Story Jason Browne | Photograph Luisa Porter

Tyson Cunningham has been the recipient of some very public blessings.

Anyone who grows up playing ball in Columbus and makes the roster at Mississippi State is going to have a lot of eyes on him every time he laces up. Just as a young drummer from one of Columbus’ deepest musical families will have a lot of ears on him the second he picks up the sticks or the microphone at church.

But it wasn’t natural talent that saw Cunningham walk-on to the MSU basketball squad and eventually crack the starting rotation. And it wasn’t family connections that earned him the lead vocalist spot in his current gospel project, Sounds of Judah.

It was focus, the private blessing.

An example: Plenty of basketball stars burn out before they even get to college. High school gym glory makes them a hot commodity at house parties, the natural habitat of booze, weed and sex. Booze makes you fat. Weed makes you lazy. Sex makes babies. Cunningham sidestepped all these pitfalls early.

“When I was in the ninth grade I went to my last party. I remember it like it was yesterday. I looked around and asked myself, ‘What am I doing here? This is not my scene. I don’t feel comfortable,’” he says. “When I went to college I didn’t have a desire to be at parties. I wasn’t faced with the temptation of drugs, but girls were an issue.”

Aha! Girls! Cunningham had the focus to swerve past the drugs, bust his butt until he made the team at State and earn his degree in music, but college campuses are the natural habitat of beautiful girls.

Even without sex, girls can distract a Big Man On Campus. Except Cunningham chose to marry his girlfriend Crystal, whom he had been dating since the ninth grade.

“While I was on the team I made the decision that I wanted to marry her and do things God’s way. I didn’t have a job; I was still a college athlete, and my family was asking me how I’ll take care of a family. My response was ‘I don’t know, but God will provide,’” he says. “She agreed and trusted my faith, and we haven’t lacked for anything. We have a house, and our son, Christian, just turned 1. God did what I believed he would do, and Crystal helped keep me grounded.”

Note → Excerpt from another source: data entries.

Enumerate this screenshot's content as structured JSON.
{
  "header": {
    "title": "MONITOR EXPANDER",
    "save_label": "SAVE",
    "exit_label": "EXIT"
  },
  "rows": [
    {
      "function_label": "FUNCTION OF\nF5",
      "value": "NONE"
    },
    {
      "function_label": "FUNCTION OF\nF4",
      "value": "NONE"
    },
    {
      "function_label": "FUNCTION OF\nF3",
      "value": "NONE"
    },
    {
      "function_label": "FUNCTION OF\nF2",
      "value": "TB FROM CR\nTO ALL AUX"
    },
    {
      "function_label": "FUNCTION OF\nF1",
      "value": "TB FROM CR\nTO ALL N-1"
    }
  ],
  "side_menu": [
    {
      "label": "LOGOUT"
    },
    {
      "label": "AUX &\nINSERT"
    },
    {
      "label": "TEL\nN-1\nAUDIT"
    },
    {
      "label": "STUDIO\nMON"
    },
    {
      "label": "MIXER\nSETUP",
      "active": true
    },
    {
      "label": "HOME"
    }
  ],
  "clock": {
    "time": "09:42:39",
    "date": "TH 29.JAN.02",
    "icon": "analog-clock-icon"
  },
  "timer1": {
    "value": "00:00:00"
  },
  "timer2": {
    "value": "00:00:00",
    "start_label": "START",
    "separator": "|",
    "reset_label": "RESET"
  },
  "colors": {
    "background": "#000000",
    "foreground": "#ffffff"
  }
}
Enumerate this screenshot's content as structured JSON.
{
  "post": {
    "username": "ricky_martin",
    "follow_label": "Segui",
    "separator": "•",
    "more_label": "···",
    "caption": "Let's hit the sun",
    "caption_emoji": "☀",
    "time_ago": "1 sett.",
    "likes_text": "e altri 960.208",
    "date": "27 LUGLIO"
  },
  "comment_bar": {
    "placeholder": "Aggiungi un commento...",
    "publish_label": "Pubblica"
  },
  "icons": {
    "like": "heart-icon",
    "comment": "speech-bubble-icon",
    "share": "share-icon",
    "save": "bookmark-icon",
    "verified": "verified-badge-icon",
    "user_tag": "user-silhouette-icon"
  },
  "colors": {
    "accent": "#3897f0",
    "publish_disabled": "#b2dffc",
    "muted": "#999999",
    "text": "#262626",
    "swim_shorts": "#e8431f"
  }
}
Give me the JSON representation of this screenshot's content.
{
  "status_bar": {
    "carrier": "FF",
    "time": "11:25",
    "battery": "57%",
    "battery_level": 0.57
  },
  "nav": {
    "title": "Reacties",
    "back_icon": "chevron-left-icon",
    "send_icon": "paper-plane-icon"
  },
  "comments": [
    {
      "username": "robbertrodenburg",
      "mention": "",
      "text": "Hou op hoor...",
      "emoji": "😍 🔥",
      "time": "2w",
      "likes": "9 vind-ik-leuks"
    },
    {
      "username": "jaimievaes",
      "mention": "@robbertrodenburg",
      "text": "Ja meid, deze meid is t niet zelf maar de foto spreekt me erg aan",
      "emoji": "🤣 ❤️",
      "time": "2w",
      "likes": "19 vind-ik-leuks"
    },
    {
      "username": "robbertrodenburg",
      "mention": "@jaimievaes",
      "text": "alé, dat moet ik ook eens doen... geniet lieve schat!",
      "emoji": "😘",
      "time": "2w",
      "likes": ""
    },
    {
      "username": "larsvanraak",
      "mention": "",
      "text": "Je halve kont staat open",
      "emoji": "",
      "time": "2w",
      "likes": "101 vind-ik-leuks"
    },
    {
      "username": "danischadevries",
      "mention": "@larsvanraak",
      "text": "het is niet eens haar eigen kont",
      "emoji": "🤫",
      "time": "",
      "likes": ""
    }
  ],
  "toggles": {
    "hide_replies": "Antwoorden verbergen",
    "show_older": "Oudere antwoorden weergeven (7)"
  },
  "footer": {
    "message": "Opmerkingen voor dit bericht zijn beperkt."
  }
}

For the past two years, Cunningham’s laser focus has expanded to include the Sounds of Judah, a big collection of Columbus musicians and singers that are either family or have known each other for years. After bumping into each other at multiple events, Cunningham says the members decided to form a group together. They’ve performed at churches, festivals, weddings, funerals and elder-care homes, customizing their selections for the audience at every event. And out front is Cunningham, still in the public eye, still sharing his blessings.

“Tyson just has instant credibility around here,” says Doug Browning, music director at First United Methodist Church in Columbus. “I did a Black History Month program last year at Columbus High School and had Tyson come out to sing the third verse of ‘I Believe I Can Fly’ and the place just went up. When I said ‘Tyson Cunningham,’ it was just, ‘AHHHHHHHHHHHHHHHH!’”

“He has that special bond between performer and audience. He works to the words of a song and decorates with his voice. He can take a text and become a part of it. And when people see him, they see everything he represents. They see the music; they see the athlete; and they see God through him.”

Sounds of Judah has been in the studio during the summer, working on an EP and planning a tour. Cunningham says the music is coming soon to iTunes and Spotify and everywhere else. He hopes the new songs will be a blessing to the public that has watched and supported him throughout his life and spread around the world.

“When we first formed, we really believed that the songs God would give us would be for the nations. A wide variety that wouldn’t fit into one frame. We believe He will give us songs for everyone,” says Cunningham.

To learn more about the Sounds of Judah visit